EDGE: The BlackBerry Storm wins this one handily, although the iPhone has done a good deal to catch up in the past year.

Applications

Apple took the lead in giving its users access to third-party applications this summer when it opened its AppStore up for business. Not to be outdone, RIM recently announced that it will open its own BlackBerry Apps Center once the BlackBerry Storm is officially released commercially. Because the Apps Center was only announced recently, we don't yet know how much money it's letting third-party developers have from online app sales or what its screening process is for allowing apps onto the store.

EDGE: iPhone's App Store, which for the time being has set the standard for delivering third-party apps. For the Apps Center to be successful, RIM will have to follow in Apple's and Google's footsteps and actively entice third-party developers to build applications for its devices.

The keypads

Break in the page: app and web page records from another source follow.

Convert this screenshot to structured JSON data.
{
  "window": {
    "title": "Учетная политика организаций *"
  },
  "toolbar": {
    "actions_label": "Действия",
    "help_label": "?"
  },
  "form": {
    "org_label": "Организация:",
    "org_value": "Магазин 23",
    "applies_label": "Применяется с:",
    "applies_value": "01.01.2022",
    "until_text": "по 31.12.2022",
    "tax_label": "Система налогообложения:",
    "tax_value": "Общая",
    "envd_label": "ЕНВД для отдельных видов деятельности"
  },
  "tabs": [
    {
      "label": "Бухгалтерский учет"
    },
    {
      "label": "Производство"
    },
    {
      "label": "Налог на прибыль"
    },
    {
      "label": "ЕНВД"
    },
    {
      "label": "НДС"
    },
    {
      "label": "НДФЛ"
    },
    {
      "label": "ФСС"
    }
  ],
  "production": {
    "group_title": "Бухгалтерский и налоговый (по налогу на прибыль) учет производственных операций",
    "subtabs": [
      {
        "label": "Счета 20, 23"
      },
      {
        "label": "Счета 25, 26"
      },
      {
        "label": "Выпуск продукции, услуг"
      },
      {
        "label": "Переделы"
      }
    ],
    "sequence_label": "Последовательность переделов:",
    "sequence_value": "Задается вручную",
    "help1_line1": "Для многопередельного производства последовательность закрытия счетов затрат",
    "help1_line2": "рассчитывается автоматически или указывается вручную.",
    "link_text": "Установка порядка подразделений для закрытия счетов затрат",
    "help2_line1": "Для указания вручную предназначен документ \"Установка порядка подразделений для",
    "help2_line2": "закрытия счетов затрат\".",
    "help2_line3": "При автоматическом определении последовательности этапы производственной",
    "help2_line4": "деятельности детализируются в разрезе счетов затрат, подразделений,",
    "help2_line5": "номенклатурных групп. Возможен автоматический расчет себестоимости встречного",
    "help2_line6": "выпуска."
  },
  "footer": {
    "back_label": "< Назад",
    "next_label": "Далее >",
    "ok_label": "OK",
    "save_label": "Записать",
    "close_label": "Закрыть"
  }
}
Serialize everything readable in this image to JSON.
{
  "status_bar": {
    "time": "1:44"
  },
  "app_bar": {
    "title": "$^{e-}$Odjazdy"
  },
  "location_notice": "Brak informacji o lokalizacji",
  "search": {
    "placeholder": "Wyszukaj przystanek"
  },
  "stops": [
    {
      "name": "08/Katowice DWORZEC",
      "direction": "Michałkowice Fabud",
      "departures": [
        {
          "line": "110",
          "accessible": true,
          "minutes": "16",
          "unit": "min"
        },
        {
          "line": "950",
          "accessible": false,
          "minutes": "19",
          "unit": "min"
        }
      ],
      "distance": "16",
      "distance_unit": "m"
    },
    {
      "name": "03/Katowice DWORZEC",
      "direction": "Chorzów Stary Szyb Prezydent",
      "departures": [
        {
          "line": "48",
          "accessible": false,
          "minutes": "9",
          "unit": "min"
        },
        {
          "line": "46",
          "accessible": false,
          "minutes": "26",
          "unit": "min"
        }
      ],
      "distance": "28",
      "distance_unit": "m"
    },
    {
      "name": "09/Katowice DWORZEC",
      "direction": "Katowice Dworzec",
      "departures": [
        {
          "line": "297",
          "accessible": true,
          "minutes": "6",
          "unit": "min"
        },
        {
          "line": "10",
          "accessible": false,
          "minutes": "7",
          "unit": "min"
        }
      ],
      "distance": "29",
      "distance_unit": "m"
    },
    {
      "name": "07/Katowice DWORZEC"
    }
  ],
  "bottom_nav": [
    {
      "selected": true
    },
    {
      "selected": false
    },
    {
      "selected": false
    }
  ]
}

Now this could be an intriguing match-up. Neither the iPhone nor the Storm has a physical slide-out keyboard like the T-Mobile G1 does. However, RIM says that it is changing the game of how touchscreen keypads work with what it calls a "clickable screen." This means that users can actually press down on the digital keys on the screen and feel them being pressed and released just like they'd feel a mouse button being pressed and released. Thus, users will in theory be able to type much easier by having the touch of a standard QWERTY keyboard on the digital screen of their smartphone.

EDGE: While we won't know for certain until it's tested out by more users, the Storm gets the edge here for ambition and creativity.

iPhone or Storm?  You decide!

Which smartphone do you find more appealing? Do the BlackBerry Storm's enterprise features appeal to you more? Or do you plan on sticking with your iPhone? Let us know in the comments!

Plus, check out to see how T-Mobile and Google's G1 stacked up against Apple's iPhone.